“We don’t speak of that. You must ask a healer.”
All of a sudden I twigged. She was just playing with words. To be precise, she was just swapping the words inside and outside. There might be something in it, my editor had said. I felt a sudden urge to laugh and quickly suppressed it.
“I see. And my house is an artificial outside?” I could play this game too.
“You could look at it that way. When you wish to be alone, to rest from being within, you go outside your house.”
That meant inside my house, I reminded myself. This took a bit of concentration but I could keep up now. “But it’s only an illusion, because my entire house is inside everybody?” I hazarded.
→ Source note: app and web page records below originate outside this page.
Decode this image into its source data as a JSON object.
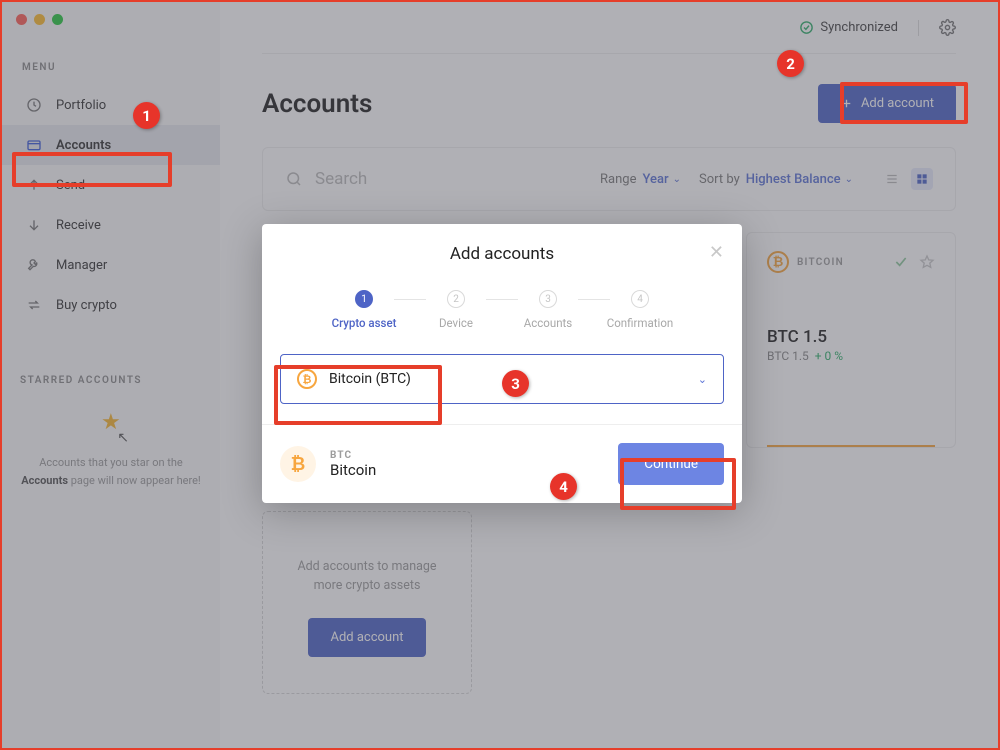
{
  "sidebar": {
    "menu_heading": "MENU",
    "items": [
      {
        "label": "Portfolio"
      },
      {
        "label": "Accounts"
      },
      {
        "label": "Send"
      },
      {
        "label": "Receive"
      },
      {
        "label": "Manager"
      },
      {
        "label": "Buy crypto"
      }
    ],
    "starred_heading": "STARRED ACCOUNTS",
    "starred_hint_pre": "Accounts that you star on the ",
    "starred_hint_bold": "Accounts",
    "starred_hint_post": " page will now appear here!"
  },
  "topbar": {
    "sync_label": "Synchronized"
  },
  "page": {
    "title": "Accounts",
    "add_account_label": "Add account"
  },
  "toolbar": {
    "search_placeholder": "Search",
    "range_label": "Range",
    "range_value": "Year",
    "sort_label": "Sort by",
    "sort_value": "Highest Balance"
  },
  "dashed_card": {
    "hint": "Add accounts to manage more crypto assets",
    "button": "Add account"
  },
  "btc_card": {
    "name": "BITCOIN",
    "amount_big": "BTC 1.5",
    "amount_small": "BTC 1.5",
    "delta": "+ 0 %"
  },
  "modal": {
    "title": "Add accounts",
    "steps": [
      "Crypto asset",
      "Device",
      "Accounts",
      "Confirmation"
    ],
    "selected_asset": "Bitcoin (BTC)",
    "footer_ticker": "BTC",
    "footer_name": "Bitcoin",
    "continue": "Continue"
  },
  "annotations": {
    "n1": "1",
    "n2": "2",
    "n3": "3",
    "n4": "4"
  }
}
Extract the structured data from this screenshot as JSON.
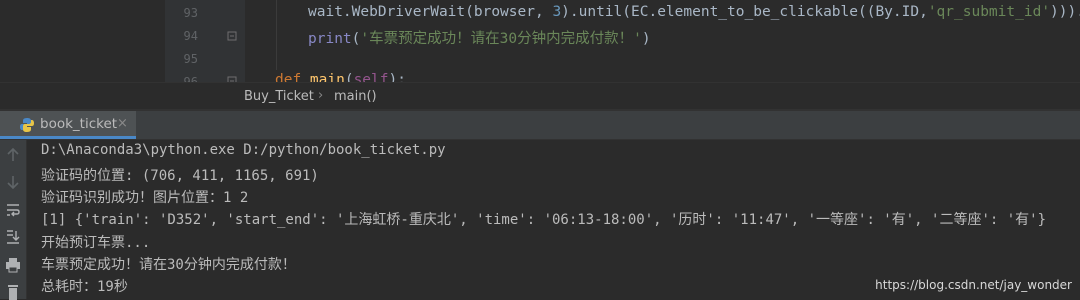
{
  "editor": {
    "line_numbers": [
      "93",
      "94",
      "95",
      "96"
    ],
    "line93": {
      "a": "wait.WebDriverWait(browser, ",
      "num": "3",
      "b": ").until(EC.element_to_be_clickable((By.ID,",
      "str": "'qr_submit_id'",
      "c": "))).cl"
    },
    "line94": {
      "fn": "print",
      "a": "(",
      "str": "'车票预定成功！请在30分钟内完成付款！'",
      "b": ")"
    },
    "line96": {
      "kw": "def ",
      "fn": "main",
      "a": "(",
      "self": "self",
      "b": "):"
    }
  },
  "breadcrumb": {
    "items": [
      "Buy_Ticket",
      "main()"
    ],
    "separator": "›"
  },
  "run_panel": {
    "tab_label": "book_ticket",
    "close_glyph": "×"
  },
  "console": {
    "lines": [
      "D:\\Anaconda3\\python.exe D:/python/book_ticket.py",
      "验证码的位置: (706, 411, 1165, 691)",
      "验证码识别成功！图片位置：1 2",
      "[1] {'train': 'D352', 'start_end': '上海虹桥-重庆北', 'time': '06:13-18:00', '历时': '11:47', '一等座': '有', '二等座': '有'}",
      "开始预订车票...",
      "车票预定成功！请在30分钟内完成付款！",
      "总耗时：19秒"
    ]
  },
  "toolbar_icons": [
    "arrow-up-icon",
    "arrow-down-icon",
    "soft-wrap-icon",
    "scroll-to-end-icon",
    "print-icon",
    "trash-icon"
  ],
  "watermark": "https://blog.csdn.net/jay_wonder",
  "colors": {
    "keyword": "#cc7832",
    "string": "#6a8759",
    "number": "#6897bb",
    "function": "#ffc66d",
    "self": "#94558d",
    "text": "#a9b7c6",
    "tab_accent": "#4a88c7"
  }
}
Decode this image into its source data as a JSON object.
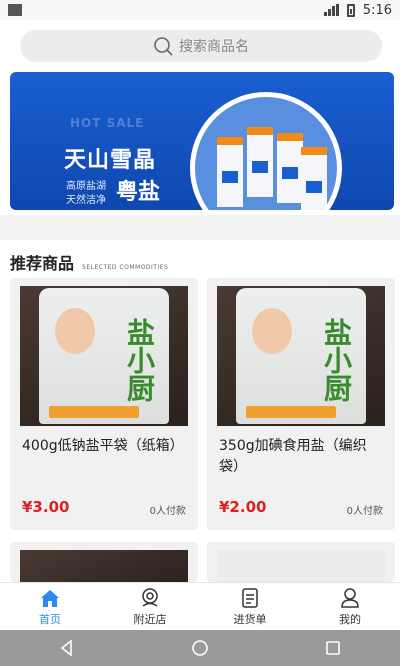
{
  "status_bar": {
    "time": "5:16"
  },
  "search": {
    "placeholder": "搜索商品名"
  },
  "banner": {
    "hot_label": "HOT SALE",
    "title": "天山雪晶",
    "line1": "高原盐湖",
    "line2": "天然洁净",
    "brand": "粤盐"
  },
  "recommended": {
    "title": "推荐商品",
    "subtitle": "SELECTED COMMODITIES",
    "products": [
      {
        "name": "400g低钠盐平袋（纸箱）",
        "price": "¥3.00",
        "sold": "0人付款"
      },
      {
        "name": "350g加碘食用盐（编织袋）",
        "price": "¥2.00",
        "sold": "0人付款"
      }
    ]
  },
  "tabbar": {
    "items": [
      {
        "label": "首页",
        "icon": "home-icon",
        "active": true
      },
      {
        "label": "附近店",
        "icon": "location-icon",
        "active": false
      },
      {
        "label": "进货单",
        "icon": "list-icon",
        "active": false
      },
      {
        "label": "我的",
        "icon": "user-icon",
        "active": false
      }
    ]
  },
  "colors": {
    "accent": "#2a8af0",
    "price": "#e02020",
    "banner": "#1a5fd0"
  }
}
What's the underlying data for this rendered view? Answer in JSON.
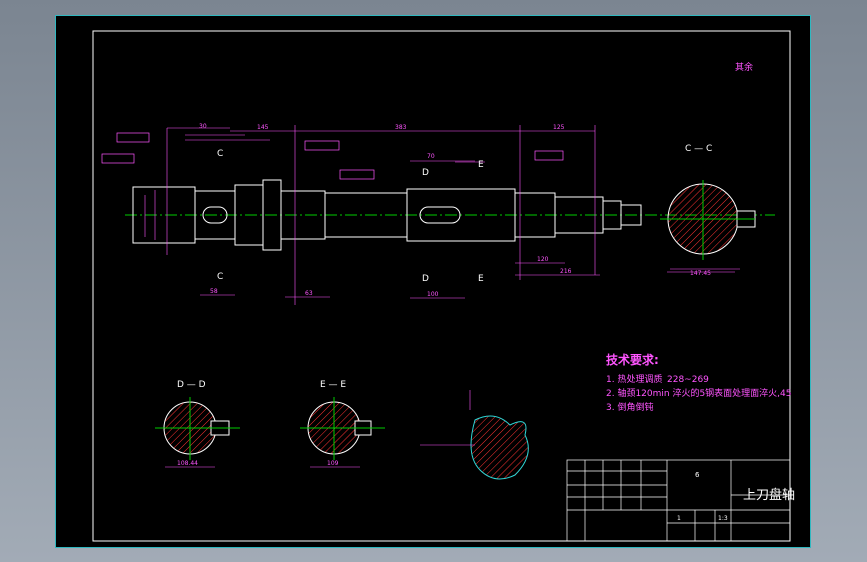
{
  "drawing": {
    "part_name": "上刀盘轴",
    "remainder_mark": "其余",
    "tech_req": {
      "title": "技术要求:",
      "items": [
        "1. 热处理调质",
        "2. 轴颈120min 淬火的5钢表面处理面淬火,45",
        "3. 倒角倒钝"
      ],
      "hardness": "228~269"
    },
    "section_labels": {
      "c": "C — C",
      "d": "D — D",
      "e": "E — E",
      "c_top": "C",
      "c_bottom": "C",
      "d_top": "D",
      "d_bottom": "D",
      "e_top": "E",
      "e_bottom": "E"
    },
    "dimensions": {
      "d1": "30",
      "d2": "145",
      "d3": "383",
      "d4": "125",
      "d5": "70",
      "d6": "120",
      "d7": "216",
      "d8": "58",
      "d9": "63",
      "d10": "100",
      "d11": "147.45",
      "d12": "108.44",
      "d13": "109"
    },
    "title_block": {
      "scale": "1:3",
      "quantity": "1",
      "drawing_no": "6"
    }
  },
  "colors": {
    "outline": "#ffffff",
    "dimension": "#ff55ff",
    "centerline": "#00cc00",
    "hatch": "#ff3333",
    "border": "#2fb8c0",
    "sheet": "#000000"
  }
}
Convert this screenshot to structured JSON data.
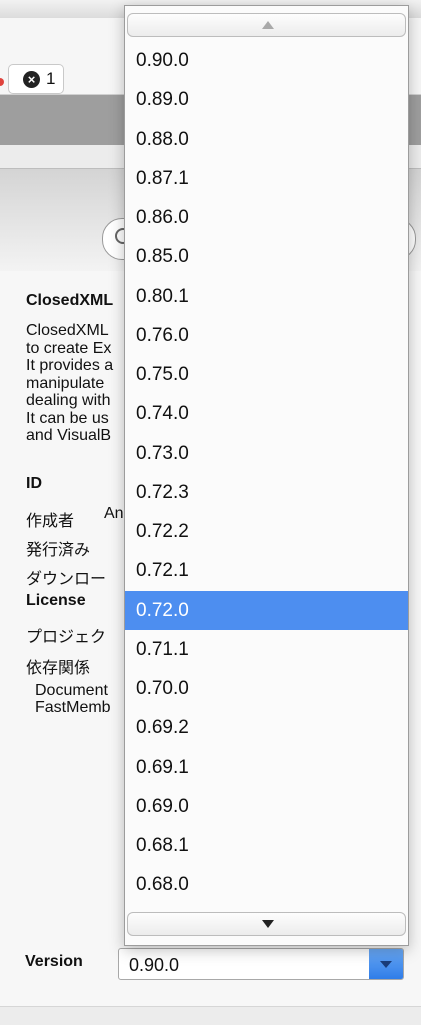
{
  "toolbar": {
    "error_count": "1"
  },
  "details": {
    "package_title": "ClosedXML",
    "description_lines": [
      "ClosedXML",
      "to create Ex",
      "It provides a",
      "manipulate",
      "dealing with",
      "It can be us",
      "and VisualB"
    ],
    "id_label": "ID",
    "author_label": "作成者",
    "author_value": "An",
    "published_label": "発行済み",
    "downloads_label": "ダウンロー",
    "license_label": "License",
    "project_label": "プロジェク",
    "dependencies_label": "依存関係",
    "dependencies": [
      "Document",
      "FastMemb"
    ]
  },
  "version": {
    "label": "Version",
    "selected": "0.90.0",
    "highlighted": "0.72.0",
    "options": [
      "0.90.0",
      "0.89.0",
      "0.88.0",
      "0.87.1",
      "0.86.0",
      "0.85.0",
      "0.80.1",
      "0.76.0",
      "0.75.0",
      "0.74.0",
      "0.73.0",
      "0.72.3",
      "0.72.2",
      "0.72.1",
      "0.72.0",
      "0.71.1",
      "0.70.0",
      "0.69.2",
      "0.69.1",
      "0.69.0",
      "0.68.1",
      "0.68.0"
    ]
  }
}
“Exactly,” she smiled. “Don’t try to rationalise it. At the moment you’re just substituting words. Everybody does at first. Soon you will know things as they really are. Now let us go and put out some food.”
“And bring in some shit to be among us,” I thought, but kept up appearances.
Over the following days I tried to visualise the world as Kate and her co-believers claimed to see it. I was nothing if not thorough. One evening I took a walk a little distance from the village. As I stood watching the moon rise over the distant trees I sensed I was not alone. Kate had followed me and now, in an inexplicable, child-like gesture, she put her hand in mine. I looked at her, but she too was watching the moon. I returned to wondering idly about my place in life. How would they see it? Was I on the inside trying to get out or on the outside trying to get in? And then it happened. In a vertiginous moment I suddenly saw the world in its inverted state and in that instant – it wasn’t anything that could be spoken or written – in that instant I knew Kate’s name. And, for the first time in my life, I knew my own.